Last but not least there is the DX9 torture test of Elder Scrolls IV: Oblivion. For this test, the only settings that aren't maximize are HDR and soft shadows. HDR is disabled because the Nvidia GeForce 7900GTX cannot render HDR with antialiasing at the same time and neither can the Radeon unless there is a special driver build. Soft shadows are disabled because this rendering technique simply does not appear correctly. Shadows can appear on characters' faces if there is a light source behind their heads leaving the illusion that all of the characters have beards (even the women).
The outdoor test scene contains long lines of sight; day is changing into night, and there is foliage swaying in the breeze. This has a severe impact on performance. This is where raw horsepower can muscle its way through this test. The indoor test scene is just the opposite. It is a large room with highly textured surfaces, a highly detailed sword in the protagonist's hand and periodic lightning flashes. This scene demands less to be drawn and the performance is higher than the massive outdoor scene. The two together give an overview of what a gamer might experience.

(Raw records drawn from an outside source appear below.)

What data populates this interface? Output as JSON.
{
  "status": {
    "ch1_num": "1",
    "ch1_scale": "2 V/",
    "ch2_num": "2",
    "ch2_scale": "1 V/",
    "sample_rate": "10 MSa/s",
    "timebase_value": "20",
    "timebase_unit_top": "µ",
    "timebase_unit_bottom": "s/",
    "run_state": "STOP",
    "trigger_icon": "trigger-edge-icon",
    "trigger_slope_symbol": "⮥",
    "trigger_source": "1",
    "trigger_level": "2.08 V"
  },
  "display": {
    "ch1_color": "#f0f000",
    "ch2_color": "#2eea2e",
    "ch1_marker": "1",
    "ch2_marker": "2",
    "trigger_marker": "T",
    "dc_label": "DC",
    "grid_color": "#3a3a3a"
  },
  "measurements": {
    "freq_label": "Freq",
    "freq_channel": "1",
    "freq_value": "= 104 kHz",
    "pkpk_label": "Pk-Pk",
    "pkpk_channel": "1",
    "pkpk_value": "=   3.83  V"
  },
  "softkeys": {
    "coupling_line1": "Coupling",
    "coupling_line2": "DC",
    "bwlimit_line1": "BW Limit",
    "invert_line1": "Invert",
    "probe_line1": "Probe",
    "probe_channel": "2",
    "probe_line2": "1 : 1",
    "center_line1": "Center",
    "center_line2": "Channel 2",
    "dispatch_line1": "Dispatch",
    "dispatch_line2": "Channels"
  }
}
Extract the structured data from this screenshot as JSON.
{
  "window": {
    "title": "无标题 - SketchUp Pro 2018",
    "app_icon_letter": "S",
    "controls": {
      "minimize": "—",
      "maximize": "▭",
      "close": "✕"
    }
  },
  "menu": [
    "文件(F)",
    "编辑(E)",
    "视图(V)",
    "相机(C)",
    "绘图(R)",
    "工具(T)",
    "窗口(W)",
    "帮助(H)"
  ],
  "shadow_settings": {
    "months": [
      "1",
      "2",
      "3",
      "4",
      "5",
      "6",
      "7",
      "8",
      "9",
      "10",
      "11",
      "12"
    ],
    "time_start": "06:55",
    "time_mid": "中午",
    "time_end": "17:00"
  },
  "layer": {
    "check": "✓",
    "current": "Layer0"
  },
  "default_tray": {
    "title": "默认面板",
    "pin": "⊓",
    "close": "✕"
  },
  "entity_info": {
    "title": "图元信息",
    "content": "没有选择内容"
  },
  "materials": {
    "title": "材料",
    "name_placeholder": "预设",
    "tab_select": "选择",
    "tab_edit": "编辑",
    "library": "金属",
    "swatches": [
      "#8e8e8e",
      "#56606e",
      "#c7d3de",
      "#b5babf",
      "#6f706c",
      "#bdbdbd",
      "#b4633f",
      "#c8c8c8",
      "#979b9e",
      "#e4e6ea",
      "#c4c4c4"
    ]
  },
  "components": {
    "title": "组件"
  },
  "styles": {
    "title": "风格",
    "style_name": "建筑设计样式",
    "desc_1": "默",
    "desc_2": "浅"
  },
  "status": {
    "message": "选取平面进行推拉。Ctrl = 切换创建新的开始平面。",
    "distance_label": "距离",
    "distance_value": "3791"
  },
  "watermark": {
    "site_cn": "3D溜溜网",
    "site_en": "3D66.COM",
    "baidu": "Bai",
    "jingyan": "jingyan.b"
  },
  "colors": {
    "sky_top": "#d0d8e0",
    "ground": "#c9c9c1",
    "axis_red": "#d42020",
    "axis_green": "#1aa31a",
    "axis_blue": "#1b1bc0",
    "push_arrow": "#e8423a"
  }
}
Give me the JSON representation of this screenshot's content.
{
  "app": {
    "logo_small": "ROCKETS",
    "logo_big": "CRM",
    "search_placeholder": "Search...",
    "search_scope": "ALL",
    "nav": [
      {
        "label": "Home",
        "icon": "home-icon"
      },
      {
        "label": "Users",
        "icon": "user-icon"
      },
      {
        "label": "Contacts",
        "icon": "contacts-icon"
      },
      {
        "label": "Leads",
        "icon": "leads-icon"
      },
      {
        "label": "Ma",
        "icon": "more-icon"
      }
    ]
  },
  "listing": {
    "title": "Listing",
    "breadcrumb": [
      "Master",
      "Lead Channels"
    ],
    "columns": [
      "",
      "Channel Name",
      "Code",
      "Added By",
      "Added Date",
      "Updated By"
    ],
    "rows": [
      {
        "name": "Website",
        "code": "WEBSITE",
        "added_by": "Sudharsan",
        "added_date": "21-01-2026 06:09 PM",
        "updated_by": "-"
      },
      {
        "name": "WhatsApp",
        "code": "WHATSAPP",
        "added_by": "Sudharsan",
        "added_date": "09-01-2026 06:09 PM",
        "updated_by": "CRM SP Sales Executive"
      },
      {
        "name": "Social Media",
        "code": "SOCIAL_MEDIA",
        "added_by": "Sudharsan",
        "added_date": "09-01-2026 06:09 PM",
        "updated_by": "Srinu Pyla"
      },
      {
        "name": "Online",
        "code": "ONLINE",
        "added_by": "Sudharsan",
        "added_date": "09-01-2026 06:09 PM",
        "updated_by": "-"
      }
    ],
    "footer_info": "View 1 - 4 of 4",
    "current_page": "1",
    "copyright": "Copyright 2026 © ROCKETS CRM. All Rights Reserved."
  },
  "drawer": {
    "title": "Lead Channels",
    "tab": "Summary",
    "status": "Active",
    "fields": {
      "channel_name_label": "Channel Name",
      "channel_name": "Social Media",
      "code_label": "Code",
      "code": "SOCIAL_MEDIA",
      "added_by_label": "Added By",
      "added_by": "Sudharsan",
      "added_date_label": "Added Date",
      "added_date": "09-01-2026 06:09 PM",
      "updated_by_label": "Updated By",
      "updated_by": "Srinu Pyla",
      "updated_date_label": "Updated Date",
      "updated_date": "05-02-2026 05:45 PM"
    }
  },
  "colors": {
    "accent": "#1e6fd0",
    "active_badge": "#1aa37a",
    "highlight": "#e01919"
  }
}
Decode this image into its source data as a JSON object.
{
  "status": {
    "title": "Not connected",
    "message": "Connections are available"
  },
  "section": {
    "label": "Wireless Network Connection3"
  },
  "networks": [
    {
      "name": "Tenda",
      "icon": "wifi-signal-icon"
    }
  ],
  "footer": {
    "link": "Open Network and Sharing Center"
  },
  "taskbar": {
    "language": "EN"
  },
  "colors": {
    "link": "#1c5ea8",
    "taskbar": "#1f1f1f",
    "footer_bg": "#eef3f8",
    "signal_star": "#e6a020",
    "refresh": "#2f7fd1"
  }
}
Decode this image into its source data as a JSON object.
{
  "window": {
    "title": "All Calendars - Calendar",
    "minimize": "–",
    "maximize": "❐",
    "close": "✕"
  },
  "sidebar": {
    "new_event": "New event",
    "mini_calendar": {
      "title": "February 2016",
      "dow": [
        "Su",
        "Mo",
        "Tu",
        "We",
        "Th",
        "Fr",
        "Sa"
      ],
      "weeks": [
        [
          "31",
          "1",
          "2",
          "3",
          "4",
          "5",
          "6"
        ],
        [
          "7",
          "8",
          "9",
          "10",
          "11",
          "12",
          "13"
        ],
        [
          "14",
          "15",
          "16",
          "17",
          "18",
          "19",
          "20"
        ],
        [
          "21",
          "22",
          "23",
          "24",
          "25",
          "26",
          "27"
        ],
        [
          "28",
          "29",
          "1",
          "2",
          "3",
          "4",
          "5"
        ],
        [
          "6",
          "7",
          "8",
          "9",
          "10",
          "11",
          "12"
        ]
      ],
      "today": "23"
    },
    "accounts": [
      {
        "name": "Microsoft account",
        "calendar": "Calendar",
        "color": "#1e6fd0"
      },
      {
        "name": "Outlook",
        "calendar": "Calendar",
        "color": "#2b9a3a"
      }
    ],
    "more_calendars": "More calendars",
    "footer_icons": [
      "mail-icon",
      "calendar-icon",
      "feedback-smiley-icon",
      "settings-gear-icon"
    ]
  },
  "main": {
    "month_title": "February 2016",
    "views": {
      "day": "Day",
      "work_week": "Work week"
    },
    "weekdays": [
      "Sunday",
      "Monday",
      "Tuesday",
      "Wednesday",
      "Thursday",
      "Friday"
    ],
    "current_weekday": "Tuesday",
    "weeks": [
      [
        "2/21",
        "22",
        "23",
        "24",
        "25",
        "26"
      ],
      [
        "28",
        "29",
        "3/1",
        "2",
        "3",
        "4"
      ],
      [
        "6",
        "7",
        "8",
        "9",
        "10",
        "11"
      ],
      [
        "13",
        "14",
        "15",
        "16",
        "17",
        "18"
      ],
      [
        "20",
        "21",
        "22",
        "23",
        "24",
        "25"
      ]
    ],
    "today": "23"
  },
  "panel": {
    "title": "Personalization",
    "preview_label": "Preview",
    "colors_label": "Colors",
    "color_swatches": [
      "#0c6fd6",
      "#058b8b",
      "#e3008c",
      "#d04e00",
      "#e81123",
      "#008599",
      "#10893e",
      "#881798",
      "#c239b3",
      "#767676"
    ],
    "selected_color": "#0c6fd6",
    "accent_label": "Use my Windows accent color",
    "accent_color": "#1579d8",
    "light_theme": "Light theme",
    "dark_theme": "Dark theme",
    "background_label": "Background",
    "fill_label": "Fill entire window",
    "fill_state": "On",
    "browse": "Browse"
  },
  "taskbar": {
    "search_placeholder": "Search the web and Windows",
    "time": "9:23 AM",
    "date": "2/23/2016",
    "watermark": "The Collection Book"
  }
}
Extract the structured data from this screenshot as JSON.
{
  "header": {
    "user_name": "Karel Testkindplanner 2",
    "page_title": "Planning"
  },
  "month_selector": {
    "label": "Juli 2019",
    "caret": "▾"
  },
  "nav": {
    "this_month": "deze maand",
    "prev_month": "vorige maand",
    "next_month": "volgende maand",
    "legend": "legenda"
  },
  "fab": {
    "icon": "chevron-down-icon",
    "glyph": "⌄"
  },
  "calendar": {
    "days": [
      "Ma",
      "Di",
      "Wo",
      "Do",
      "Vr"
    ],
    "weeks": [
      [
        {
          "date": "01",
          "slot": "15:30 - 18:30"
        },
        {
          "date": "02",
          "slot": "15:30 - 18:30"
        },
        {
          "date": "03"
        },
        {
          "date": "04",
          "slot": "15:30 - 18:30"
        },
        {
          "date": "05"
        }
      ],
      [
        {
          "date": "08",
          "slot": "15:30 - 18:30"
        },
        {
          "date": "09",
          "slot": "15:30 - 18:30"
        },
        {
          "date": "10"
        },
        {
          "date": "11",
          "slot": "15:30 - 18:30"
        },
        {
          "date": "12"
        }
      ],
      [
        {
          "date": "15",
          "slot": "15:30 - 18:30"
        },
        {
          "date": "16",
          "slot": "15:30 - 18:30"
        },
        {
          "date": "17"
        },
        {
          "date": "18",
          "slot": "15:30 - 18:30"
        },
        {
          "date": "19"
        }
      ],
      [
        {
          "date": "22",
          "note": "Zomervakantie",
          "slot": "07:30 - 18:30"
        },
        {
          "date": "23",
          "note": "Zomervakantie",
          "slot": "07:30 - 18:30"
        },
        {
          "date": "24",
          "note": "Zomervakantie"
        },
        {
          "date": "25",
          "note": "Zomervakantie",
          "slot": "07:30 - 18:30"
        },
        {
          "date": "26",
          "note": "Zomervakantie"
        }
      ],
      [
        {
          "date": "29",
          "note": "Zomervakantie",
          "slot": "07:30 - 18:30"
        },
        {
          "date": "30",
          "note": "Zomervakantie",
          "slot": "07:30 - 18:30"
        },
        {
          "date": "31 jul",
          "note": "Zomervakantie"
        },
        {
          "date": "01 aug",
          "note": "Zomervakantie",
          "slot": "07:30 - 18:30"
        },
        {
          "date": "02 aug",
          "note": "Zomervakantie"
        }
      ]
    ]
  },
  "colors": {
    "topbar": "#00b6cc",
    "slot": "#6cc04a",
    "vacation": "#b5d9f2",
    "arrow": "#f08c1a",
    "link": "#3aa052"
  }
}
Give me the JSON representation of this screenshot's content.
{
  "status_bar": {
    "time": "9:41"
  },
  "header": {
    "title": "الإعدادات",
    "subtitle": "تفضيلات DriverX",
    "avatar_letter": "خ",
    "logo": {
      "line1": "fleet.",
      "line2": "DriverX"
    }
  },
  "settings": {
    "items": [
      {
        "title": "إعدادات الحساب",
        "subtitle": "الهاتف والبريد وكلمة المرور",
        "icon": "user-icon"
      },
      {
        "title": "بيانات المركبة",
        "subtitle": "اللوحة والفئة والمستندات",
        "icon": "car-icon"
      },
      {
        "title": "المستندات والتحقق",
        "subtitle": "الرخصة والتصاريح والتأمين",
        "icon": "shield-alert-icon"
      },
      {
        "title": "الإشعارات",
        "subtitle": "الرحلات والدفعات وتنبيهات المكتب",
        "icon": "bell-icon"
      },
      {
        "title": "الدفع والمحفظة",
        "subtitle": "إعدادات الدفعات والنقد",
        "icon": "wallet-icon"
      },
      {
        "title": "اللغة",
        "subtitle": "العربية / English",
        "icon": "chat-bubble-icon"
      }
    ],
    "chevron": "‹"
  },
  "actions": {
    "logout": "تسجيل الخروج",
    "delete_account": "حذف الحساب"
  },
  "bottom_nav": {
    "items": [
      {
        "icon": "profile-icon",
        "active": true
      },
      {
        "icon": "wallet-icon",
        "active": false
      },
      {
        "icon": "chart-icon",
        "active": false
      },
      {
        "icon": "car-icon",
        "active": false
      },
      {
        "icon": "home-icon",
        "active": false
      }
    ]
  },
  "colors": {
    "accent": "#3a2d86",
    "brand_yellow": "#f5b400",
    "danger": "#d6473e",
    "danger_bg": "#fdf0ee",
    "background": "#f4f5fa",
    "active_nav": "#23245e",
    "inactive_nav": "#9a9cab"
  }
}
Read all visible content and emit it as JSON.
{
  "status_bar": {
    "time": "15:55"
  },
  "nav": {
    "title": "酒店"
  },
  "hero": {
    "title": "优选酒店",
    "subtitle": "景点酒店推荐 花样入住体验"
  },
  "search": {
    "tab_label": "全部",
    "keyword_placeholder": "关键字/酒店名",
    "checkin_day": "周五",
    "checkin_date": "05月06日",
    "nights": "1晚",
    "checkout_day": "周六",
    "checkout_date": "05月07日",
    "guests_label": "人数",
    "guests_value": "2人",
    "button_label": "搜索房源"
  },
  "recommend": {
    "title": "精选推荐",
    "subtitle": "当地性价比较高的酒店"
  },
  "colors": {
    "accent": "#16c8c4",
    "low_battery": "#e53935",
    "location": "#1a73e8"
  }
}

The results show AMD with an advantage in Vista over XP in the outdoor scenes. This is the test that places the bottleneck associated with added performance solely on the graphics processor. The results demonstrates that the Vista driver is doing what it needs to do when the system is hindered by heavy rendering loads. The outdoor test shows the direct opposite. AMD for the most part falls into the anticipated 10% reduction but Nvidia shows double-digit negatives across the board except for one test setting. Once again, there is a hard performance hit at 2048x1536.